President Trump fired Attorney General Jeff Sessions on Wednesday, and the Justice Department will be temporarily headed up by Matthew Whitaker, Sessions' chief of staff. This immediately many political observers wondering: What happens to Robert Mueller's investigation now that Sessions has resigned?
Although the answer to that question isn't clear yet, one thing is clear: The firing of Sessions represents a significant threat to Mueller's investigation. By firing his attorney general, Trump has paved the way for eventually firing Mueller — although, to be clear, it's far too soon to say whether this will happen or if Trump intends to do so.
The reasons for this are complex, but they all date back to March 2, 2017, when Sessions announced that he would be recusing himself from the Justice Department's investigation into Russian involvement in the 2016 presidential campaign. Sessions explained that, because he himself worked for Trump's campaign, it would be improper for him to oversee an investigation into the campaign. It's also worth noting that, one day before Sessions made this announcement, the Washington Post reported that he had made false statements to the Senate Judiciary Committee regarding his communications with a key Russian diplomat during the campaign.
Thanks to Sessions' recusal, Deputy Attorney General Rod Rosenstein became the one in charge of the Russia investigation. He promptly appointed Mueller, a former FBI director, to lead the investigation, and gave Mueller authority to look into "any matters that arose or may arrive directly from the investigation."
The chain of command was complicated; technically, it was Rosenstein who had authority over Mueller and the Russia probe, but that authority was contingent upon the attorney general having recused himself from the investigation. Now, Sessions isn't attorney general anymore.

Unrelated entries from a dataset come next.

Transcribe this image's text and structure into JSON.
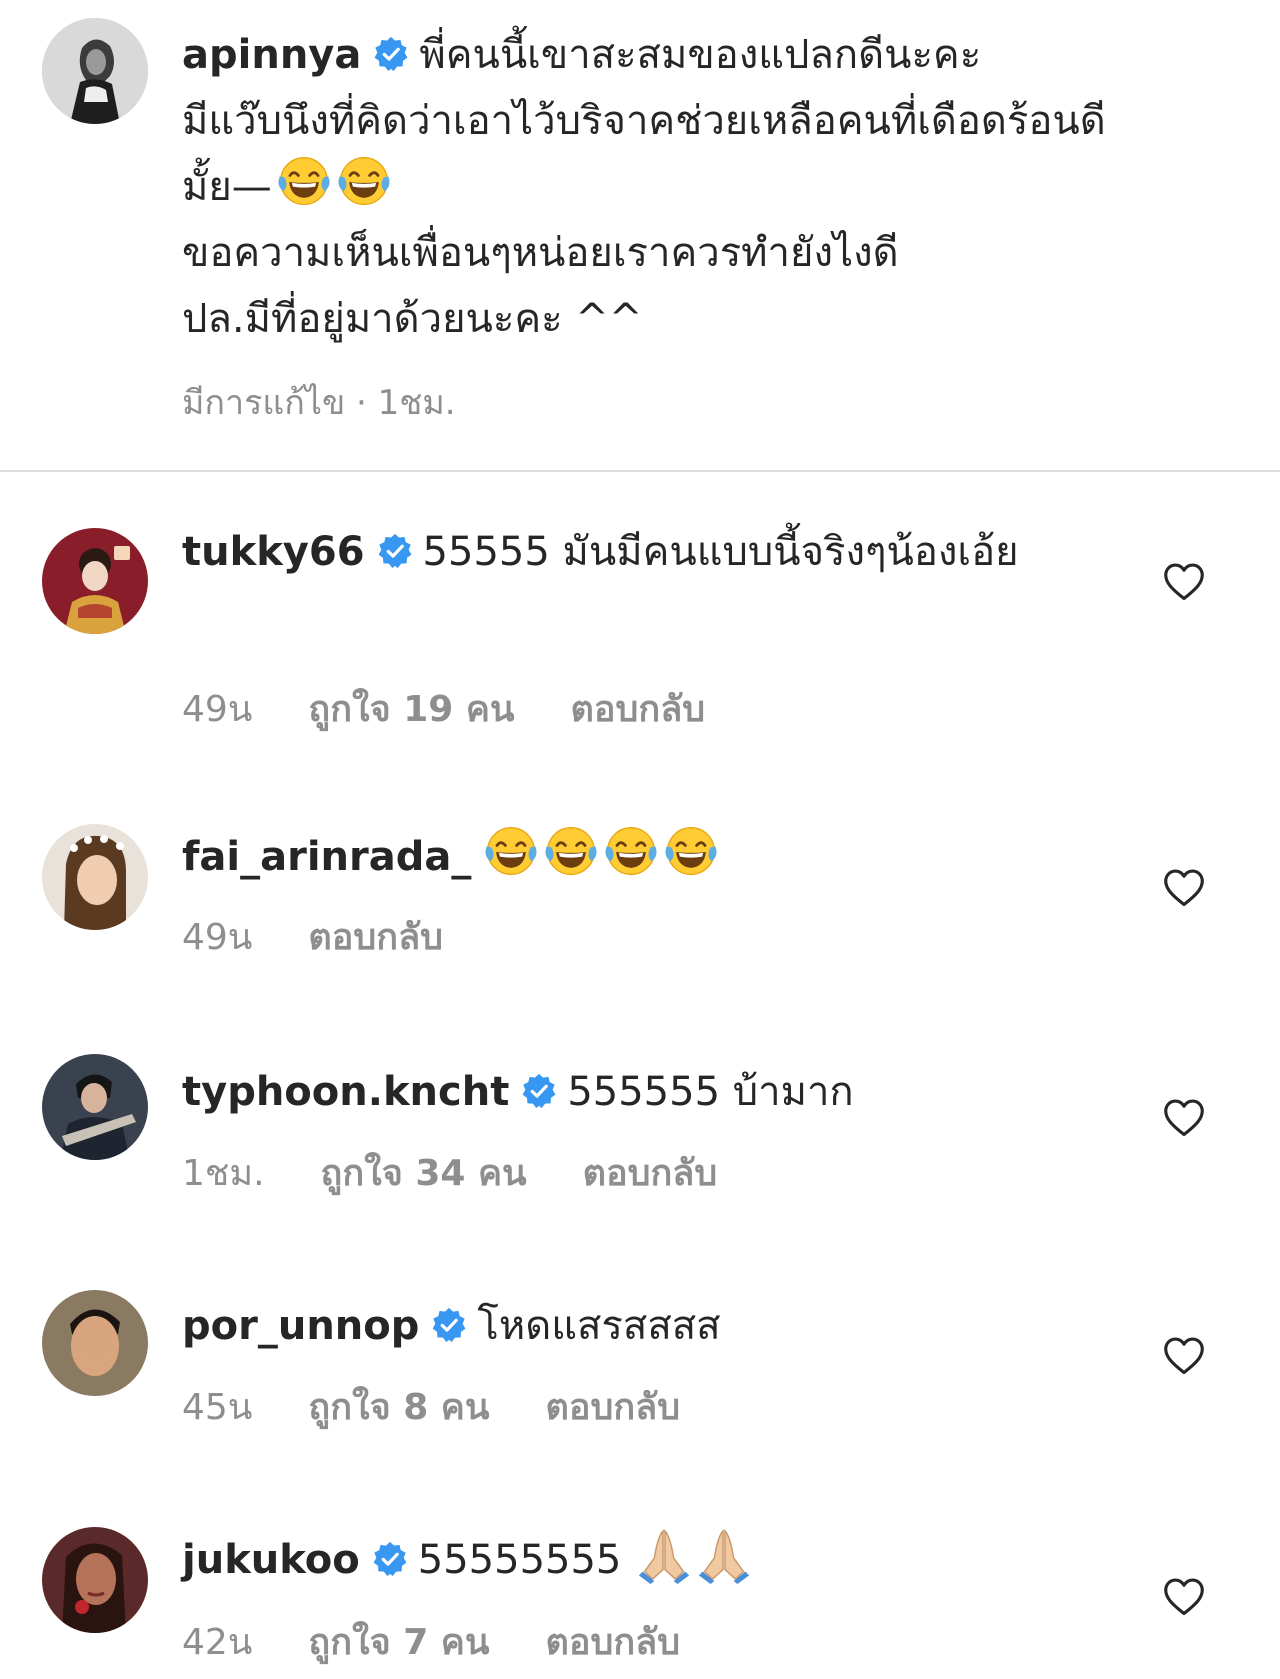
{
  "caption": {
    "username": "apinnya",
    "lines": [
      "พี่คนนี้เขาสะสมของแปลกดีนะคะ",
      "มีแว๊บนึงที่คิดว่าเอาไว้บริจาคช่วยเหลือคนที่เดือดร้อนดี",
      "มั้ย—",
      "ขอความเห็นเพื่อนๆหน่อยเราควรทำยังไงดี",
      "ปล.มีที่อยู่มาด้วยนะคะ ^^"
    ],
    "edited_label": "มีการแก้ไข · 1ชม."
  },
  "comments": [
    {
      "username": "tukky66",
      "verified": true,
      "text": "55555 มันมีคนแบบนี้จริงๆน้องเอ้ย",
      "time": "49น",
      "likes": "ถูกใจ 19 คน",
      "reply": "ตอบกลับ"
    },
    {
      "username": "fai_arinrada_",
      "verified": false,
      "text": "",
      "time": "49น",
      "likes": "",
      "reply": "ตอบกลับ"
    },
    {
      "username": "typhoon.knch t",
      "verified": true,
      "text": "555555 บ้ามาก",
      "time": "1ชม.",
      "likes": "ถูกใจ 34 คน",
      "reply": "ตอบกลับ"
    },
    {
      "username": "por_unnop",
      "verified": true,
      "text": "โหดแสรสสสส",
      "time": "45น",
      "likes": "ถูกใจ 8 คน",
      "reply": "ตอบกลับ"
    },
    {
      "username": "jukukoo",
      "verified": true,
      "text": "55555555",
      "time": "42น",
      "likes": "ถูกใจ 7 คน",
      "reply": "ตอบกลับ"
    }
  ],
  "colors": {
    "verified_blue": "#3897f0",
    "meta_gray": "#8e8e8e",
    "text_dark": "#262626",
    "divider": "#dbdbdb"
  },
  "icons": {
    "verified": "verified-badge-icon",
    "like": "heart-outline-icon",
    "laugh": "face-with-tears-of-joy-emoji",
    "pray": "folded-hands-emoji"
  }
}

There won't be an official attorney general until Trump nominates one and the Senate confirms them, but in the meantime, Whitaker will serve as acting attorney general. Unlike Sessions, Whitaker hasn't recused himself from anything, and the Justice Department confirmed later on Wednesday that, as expected, he will replace Rosenstein as the overseer of Mueller's investigation.
The question, then, is what approach Whitaker will take to the Mueller investigation — because he now has the power to fire Mueller. Only time will tell, but Whitaker has publicly criticized the Mueller probe on many occasions, and many on the left fear that he will move to weaken the investigation or end it entirely.
In August, Whitaker argued in an op-ed that Mueller would be crossing "a red line" if, as part of his investigation, he began looking into the Trump family's finances. In addition, he has often tweeted critically of the investigation, at one point quoting an article that referred to it as the "Mueller lynch mob."
Around a year earlier, Whitaker said on CNN that if Sessions left and was replaced on an interim basis, his replacement could effectively end the Mueller investigation by defunding it.
“I could see a scenario where Jeff Sessions is replaced with a recess appointment and that attorney general does not fire Bob Mueller, but he just reduces his budget to so low that his investigation grinds to almost a halt,” Whitaker said.
Several Democrats, including Senate Minority Leader Chuck Schumer, have called on Whitaker to recuse himself from overseeing the Mueller probe as a result of his past comments on the matter. Some have also noted that Whitaker once chaired Sam Clovis' campaign for Iowa state treasurer; Clovis is a close Trump ally and is now serving as a witness for Mueller's investigation.
It's anybody's guess what happens from here. But if Trump did want to end or neutralize Mueller's investigation, firing Sessions would be a logical first step to doing so.